Sole of Discretion remains committed to selling fish that is 100% traceable back to the boat, displaying the method of catch on each and every label, arming our customers with information sufficient to make their own ethical choices. There is plenty of scientific evidence to support our stance that smaller boats have a far lower impact on marine life than the larger vessels do, and for the most part, these small fishers are struggling to maintain a livelihood. Sole offers them a life line and in turn, helps do less damage to the seas.
Redesigning a system post-Brexit which leads to more community and family jobs and enterprises would secure livelihoods and in so doing allow a redistribution of wealth and the ability to build responsibility and lessen corporate dictatorship. Had that been done long ago, the UK might have avoided it’s current political plight. The stakes are comparably high to the health of the sea and the two are intrinsically linked; one requires the other to survive.
We are advocates for positive change and the road to perfection will always have a few potholes along the way. It is important that we make the small-boat model work.
By chance, our longest standing customer, Farmdrop,were on a planned visit as the news was unfolding. Farmdrop spoke with a number of fishers we had arranged for them to meet, and having seen how they work and listened to the difficulties they face as small-scale fishers. Such was their dedication to becoming part of the solution, they ended their trip confirming that they would like us to become their sole supplier of fish.
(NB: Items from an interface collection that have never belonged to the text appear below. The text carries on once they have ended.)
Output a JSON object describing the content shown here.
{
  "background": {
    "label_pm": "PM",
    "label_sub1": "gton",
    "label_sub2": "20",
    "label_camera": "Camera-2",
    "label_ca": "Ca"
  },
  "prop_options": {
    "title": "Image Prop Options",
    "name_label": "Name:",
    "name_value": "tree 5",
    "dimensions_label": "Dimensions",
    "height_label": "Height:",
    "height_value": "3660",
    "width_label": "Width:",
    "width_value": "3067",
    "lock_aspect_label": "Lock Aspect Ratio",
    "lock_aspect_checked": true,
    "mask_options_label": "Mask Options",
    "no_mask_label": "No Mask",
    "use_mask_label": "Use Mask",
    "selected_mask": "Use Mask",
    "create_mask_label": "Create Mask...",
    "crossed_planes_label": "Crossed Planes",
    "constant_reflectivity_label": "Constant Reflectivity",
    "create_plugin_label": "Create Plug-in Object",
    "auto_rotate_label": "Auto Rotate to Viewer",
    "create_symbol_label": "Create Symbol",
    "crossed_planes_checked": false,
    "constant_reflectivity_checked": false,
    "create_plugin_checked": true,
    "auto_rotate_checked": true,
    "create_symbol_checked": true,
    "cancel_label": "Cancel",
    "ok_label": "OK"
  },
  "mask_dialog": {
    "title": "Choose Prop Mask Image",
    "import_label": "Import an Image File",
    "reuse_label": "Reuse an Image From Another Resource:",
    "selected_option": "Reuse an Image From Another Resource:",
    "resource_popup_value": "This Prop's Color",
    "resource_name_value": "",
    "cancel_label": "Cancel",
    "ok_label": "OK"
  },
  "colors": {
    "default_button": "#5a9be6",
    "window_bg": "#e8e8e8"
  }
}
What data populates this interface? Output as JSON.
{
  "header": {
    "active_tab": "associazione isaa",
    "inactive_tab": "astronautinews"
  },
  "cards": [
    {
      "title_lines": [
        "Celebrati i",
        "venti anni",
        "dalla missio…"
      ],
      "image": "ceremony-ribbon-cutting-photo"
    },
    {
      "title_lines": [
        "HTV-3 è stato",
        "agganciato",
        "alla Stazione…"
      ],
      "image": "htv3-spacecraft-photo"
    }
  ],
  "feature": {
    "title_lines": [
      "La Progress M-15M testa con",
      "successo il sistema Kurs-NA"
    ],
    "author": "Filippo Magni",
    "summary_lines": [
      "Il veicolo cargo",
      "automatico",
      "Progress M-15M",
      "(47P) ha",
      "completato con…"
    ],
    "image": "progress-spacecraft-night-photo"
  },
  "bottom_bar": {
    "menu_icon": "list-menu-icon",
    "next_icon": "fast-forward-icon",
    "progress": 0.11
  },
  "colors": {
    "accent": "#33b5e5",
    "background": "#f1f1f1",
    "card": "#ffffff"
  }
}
We are so very grateful and privileged to be working alongside such visionaries.
It has not been an easy journey, but we haven’t given up yet, and thanks to amazing companies like Farmdrop, some of these small-scale fishers, caught between a rock and a hard place, are being given the opportunity to help all of us eat fish that has been caught with a lower impact than most others, and that is a challenge worth fighting for.”
Main image: Sebastian Voortman/Pexels